Search the listing below for the word "mipmap" and copy each line that holds it.

*** ENTRIES PROVIDED ***

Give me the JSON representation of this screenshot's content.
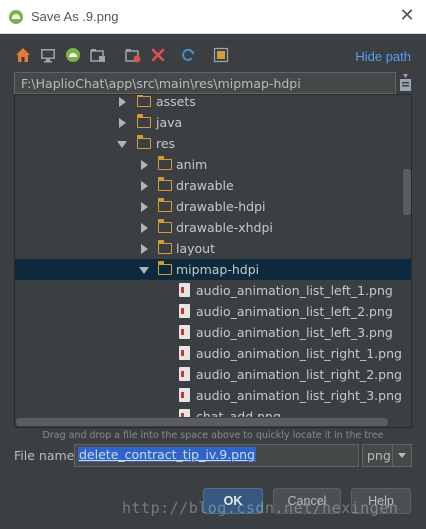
{
  "window": {
    "title": "Save As .9.png",
    "close_glyph": "✕"
  },
  "toolbar": {
    "icons": [
      "home-icon",
      "desktop-icon",
      "android-project-icon",
      "module-icon",
      "new-folder-icon",
      "delete-icon",
      "refresh-icon",
      "show-hidden-icon"
    ],
    "hide_path_label": "Hide path"
  },
  "path": {
    "value": "F:\\HaplioChat\\app\\src\\main\\res\\mipmap-hdpi"
  },
  "tree": {
    "rows": [
      {
        "label": "assets",
        "kind": "folder",
        "expanded": false
      },
      {
        "label": "java",
        "kind": "folder",
        "expanded": false
      },
      {
        "label": "res",
        "kind": "folder",
        "expanded": true
      },
      {
        "label": "anim",
        "kind": "folder",
        "expanded": false
      },
      {
        "label": "drawable",
        "kind": "folder",
        "expanded": false
      },
      {
        "label": "drawable-hdpi",
        "kind": "folder",
        "expanded": false
      },
      {
        "label": "drawable-xhdpi",
        "kind": "folder",
        "expanded": false
      },
      {
        "label": "layout",
        "kind": "folder",
        "expanded": false
      },
      {
        "label": "mipmap-hdpi",
        "kind": "folder",
        "expanded": true,
        "selected": true
      },
      {
        "label": "audio_animation_list_left_1.png",
        "kind": "file"
      },
      {
        "label": "audio_animation_list_left_2.png",
        "kind": "file"
      },
      {
        "label": "audio_animation_list_left_3.png",
        "kind": "file"
      },
      {
        "label": "audio_animation_list_right_1.png",
        "kind": "file"
      },
      {
        "label": "audio_animation_list_right_2.png",
        "kind": "file"
      },
      {
        "label": "audio_animation_list_right_3.png",
        "kind": "file"
      },
      {
        "label": "chat_add.png",
        "kind": "file"
      }
    ]
  },
  "hint": "Drag and drop a file into the space above to quickly locate it in the tree",
  "filename": {
    "label": "File name:",
    "value": "delete_contract_tip_iv.9.png"
  },
  "extension": {
    "value": "png"
  },
  "buttons": {
    "ok": "OK",
    "cancel": "Cancel",
    "help": "Help"
  },
  "watermark": "http://blog.csdn.net/hexingen",
  "colors": {
    "accent": "#589df6",
    "selection": "#0d293e",
    "folder": "#d69b36",
    "background": "#3c3f41"
  }
}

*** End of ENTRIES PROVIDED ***

ANSWER BOX:
    "value": "F:\\HaplioChat\\app\\src\\main\\res\\mipmap-hdpi"
        "label": "mipmap-hdpi",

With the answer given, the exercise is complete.